That’s not the case with First Interstate. The company operates outside the spotlight in the Northwest. It maintains the second largest share of deposits in Montana and Wyoming and has executed strategic acquisitions to gain access to contiguous states including Idaho, Oregon, Washington, and South Dakota. These are markets that tend to be more consolidated and less competitive, resulting in higher margins and returns relative to industry peers.
FIBK enjoys a high-quality deposit base with clients who are largely using their accounts for transactional purposes — not to chase yield. The bank only lends to traditional borrowers including local business owners and consumers, and it takes a conservative approach to loan underwriting. We believe First Interstate will be a share gainer throughout this downturn.
First Interstate underperformed other regional banks emerging from the COVID-19 recession, when investors gravitated to lower-quality lenders beaten up during the pandemic. The stock, which has historically traded at a median P/E ratio of 13.6 based on forward earnings, is currently trading at just 9.7 times our FY23 estimates.
Materials. In a world of depreciating currencies, we are fans of hard assets, in particular gold miners. In our view, miners will be beneficiaries of the Federal Reserve eventually pausing, reverting to an easy money policy to stem a banking liquidity crisis. Money printing, increased deficits, and a weaker dollar are likely to increase demand for the historical storehouse of value, gold, and for those that produce it.
We own two miners, one of which is Centerra Gold (CGAU). Centerra headquartered in Toronto, operates the Mount Milligan mine producing gold and copper and is awaiting the restart of its Oksut, Turkish mine.
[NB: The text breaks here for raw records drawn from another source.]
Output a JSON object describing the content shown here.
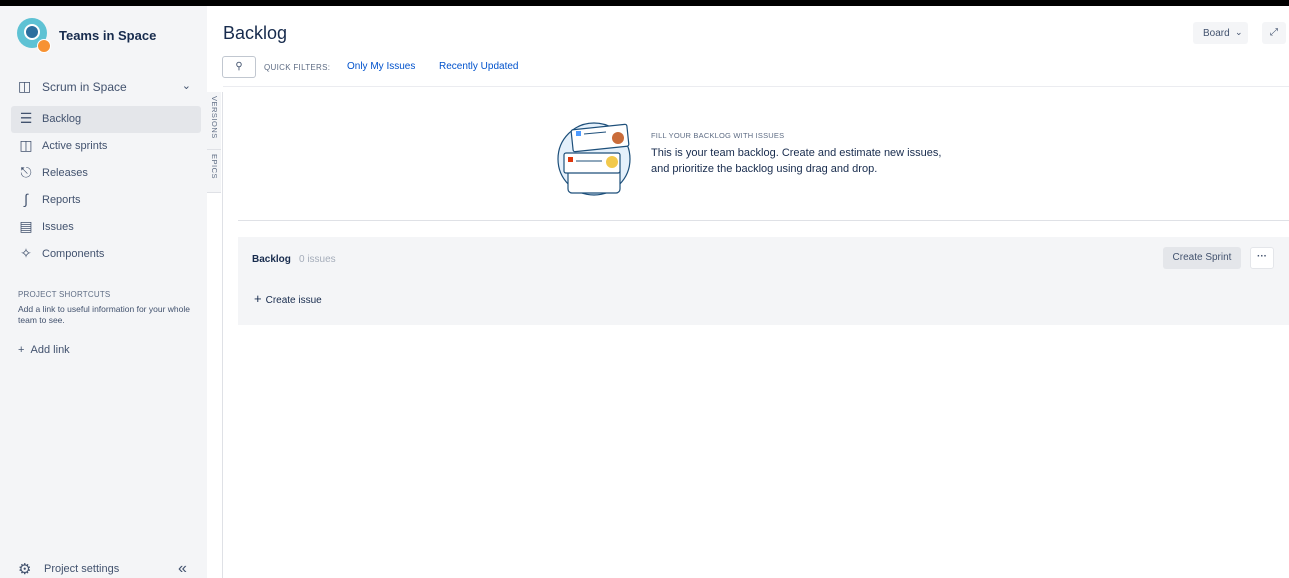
{
  "project": {
    "name": "Teams in Space",
    "board_name": "Scrum in Space"
  },
  "sidebar": {
    "items": [
      {
        "label": "Backlog",
        "icon": "backlog-icon",
        "active": true
      },
      {
        "label": "Active sprints",
        "icon": "board-columns-icon",
        "active": false
      },
      {
        "label": "Releases",
        "icon": "ship-icon",
        "active": false
      },
      {
        "label": "Reports",
        "icon": "chart-line-icon",
        "active": false
      },
      {
        "label": "Issues",
        "icon": "issues-icon",
        "active": false
      },
      {
        "label": "Components",
        "icon": "puzzle-icon",
        "active": false
      }
    ],
    "shortcuts_heading": "PROJECT SHORTCUTS",
    "shortcuts_text": "Add a link to useful information for your whole team to see.",
    "add_link": "Add link",
    "settings_label": "Project settings"
  },
  "vertical_tabs": {
    "versions": "VERSIONS",
    "epics": "EPICS"
  },
  "header": {
    "title": "Backlog",
    "board_button": "Board",
    "quick_filters_label": "QUICK FILTERS:",
    "filters": [
      "Only My Issues",
      "Recently Updated"
    ]
  },
  "empty_state": {
    "heading": "FILL YOUR BACKLOG WITH ISSUES",
    "text": "This is your team backlog. Create and estimate new issues, and prioritize the backlog using drag and drop."
  },
  "backlog_panel": {
    "title": "Backlog",
    "count": "0 issues",
    "create_sprint": "Create Sprint",
    "create_issue": "Create issue"
  },
  "colors": {
    "accent": "#0052cc",
    "sidebar_bg": "#f4f5f7",
    "active_item_bg": "#e4e6ea",
    "text": "#172b4d"
  }
}
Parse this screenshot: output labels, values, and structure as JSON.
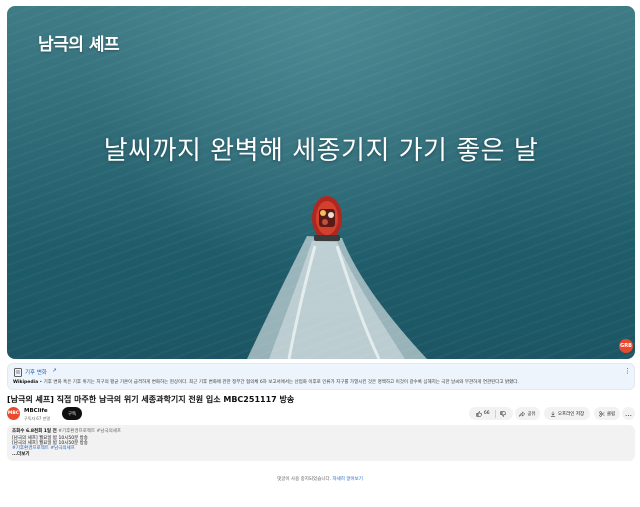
{
  "player": {
    "logo_text": "남극의 셰프",
    "caption": "날씨까지 완벽해 세종기지 가기 좋은 날",
    "watermark": "GRB"
  },
  "info_panel": {
    "title": "기후 변화",
    "link_icon": "external-link-icon",
    "source": "Wikipedia",
    "text": " • 기후 변화 혹은 기후 위기는 지구의 평균 기온이 급격하게 변화하는 현상이다. 최근 기후 변화에 관한 정부간 협의체 6차 보고서에서는 산업화 이후로 인류가 지구를 가열시킨 것은 명백하고 이것이 갈수록 심해지는 극한 날씨와 무관하게 연관된다고 밝혔다."
  },
  "video": {
    "title": "[남극의 셰프] 직접 마주한 남극의 위기 세종과학기지 전원 입소 MBC251117 방송"
  },
  "channel": {
    "avatar_text": "MBC",
    "name": "MBClife",
    "subscribers": "구독자 67 만명",
    "subscribe_label": "구독"
  },
  "actions": {
    "like_count": "66",
    "share_label": "공유",
    "offline_label": "오프라인 저장",
    "clip_label": "클립",
    "more_label": "…"
  },
  "description": {
    "stats": "조회수 6.8천회 1일 전",
    "stats_tags": " #기후환경프로젝트 #남극의셰프",
    "line1": "[남극의 셰프] 월요일 밤 10시50분 방송",
    "line2": "[남극의 셰프] 월요일 밤 10시50분 방송",
    "tags": "#기후환경프로젝트 #남극의셰프",
    "more_label": "...더보기"
  },
  "comments": {
    "text": "댓글이 사용 중지되었습니다.",
    "link": "자세히 알아보기"
  }
}
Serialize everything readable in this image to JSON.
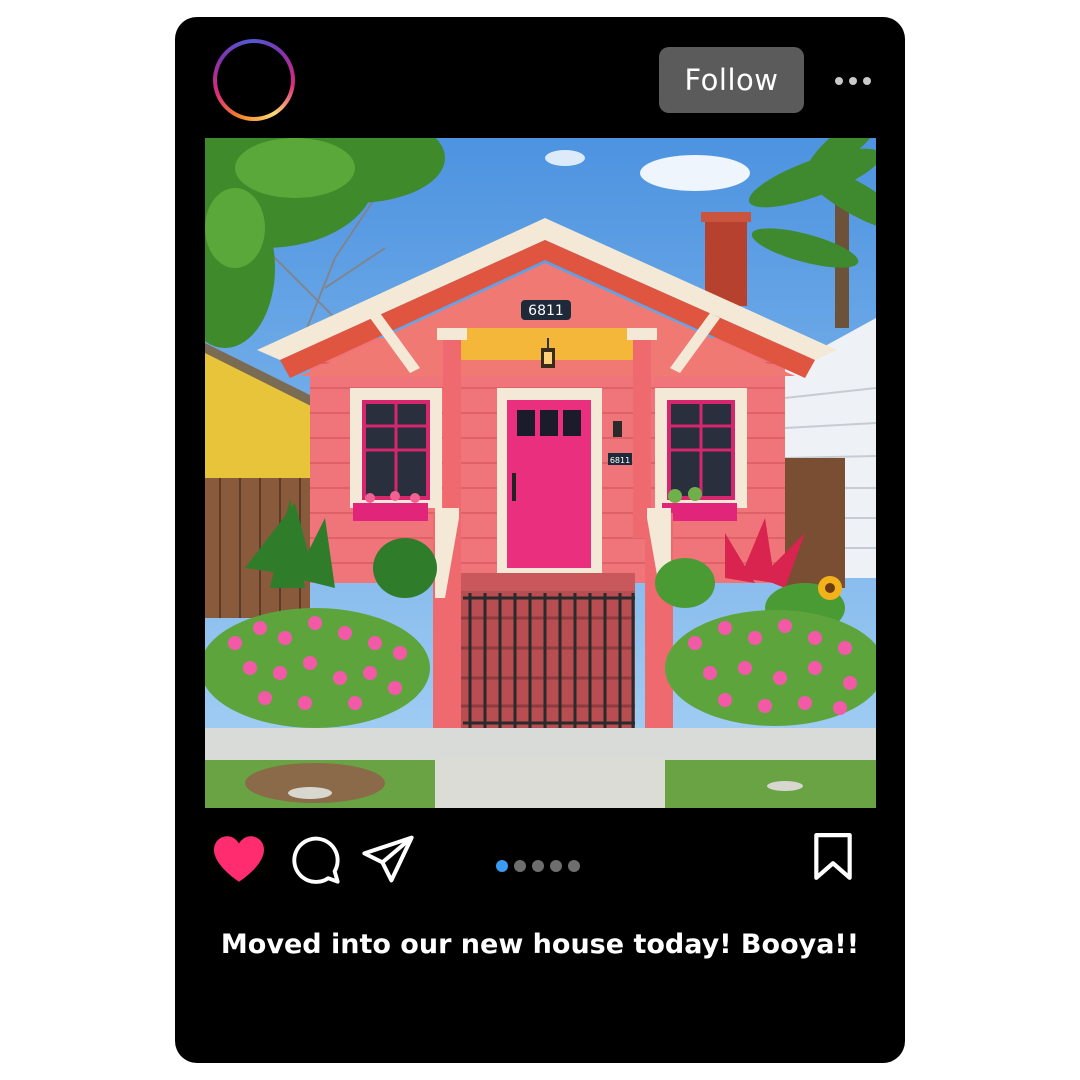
{
  "post": {
    "follow_label": "Follow",
    "caption": "Moved into our new house today! Booya!!",
    "house_number": "6811",
    "house_number_small": "6811",
    "carousel": {
      "count": 5,
      "active_index": 0
    },
    "liked": true
  },
  "icons": {
    "more": "more-horizontal-icon",
    "like": "heart-icon",
    "comment": "comment-icon",
    "share": "paper-plane-icon",
    "save": "bookmark-icon"
  },
  "colors": {
    "card_bg": "#000000",
    "like": "#ff2d6f",
    "follow_bg": "#5b5b5b",
    "carousel_active": "#3a9bf0",
    "carousel_inactive": "#6e6e6e"
  }
}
Due to a startup delay, the stock has been a laggard, currently priced below book value and net asset value. However, Centerra is debt free with substantial cash and ore reserves. Plus, the stock offers a 3.25% dividend yield. Under new leadership and with the restart of Oksut, we believe the earning power, at current metal prices, could approach $0.80 per share.
Real Estate. In a market filled with uncertainty, stocks that offer investors an added margin of safety stand out. For National Storage Affiliates Trust (NSA), which was a new addition in the quarter, that comes in the form of strong insider buying.
National Storage is a real estate investment trust that owns self-storage properties, with two thirds of its facilities located in the Sun Belt. The stock has pulled back significantly, which is not surprising given the deteriorating fundamentals in real estate amid rising interest rates and cap rates. We viewed this as an opportunity to purchase a high-quality REIT at a discounted valuation.
Giving us added confidence: Storage REITs are among the best performers in the real estate sector, with net operating income margins north of 70% and the lowest recurring capital requirements. We also like the fact that NSA’s insiders share in our optimism. Late last year, National Storage’s executive chairman/founder and three directors were significant buyers of the stock.
Dramatically rising interest rates were challenging enough. But now the markets are having to weigh the consequences of a banking crisis brought about by those higher rates and perhaps aggressive lending. In the long run, current anxieties are creating promising opportunities for long-term investors to identify businesses trading at discounted prices that are financially strong enough to withstand and thrive in this environment.
In the near term, though, this is a time to have a balanced approach and take what the market is giving, both on the buy and sell side. Knowing exactly what you own and setting strict standards on fundamental characteristics are, as Buffett noted, integral to reducing risk. They also happen to be rooted in Heartland’s 10 Principles of Value Investing™. We believe patient investors will be ultimately rewarded.
Fundamentally Yours, the Heartland Team.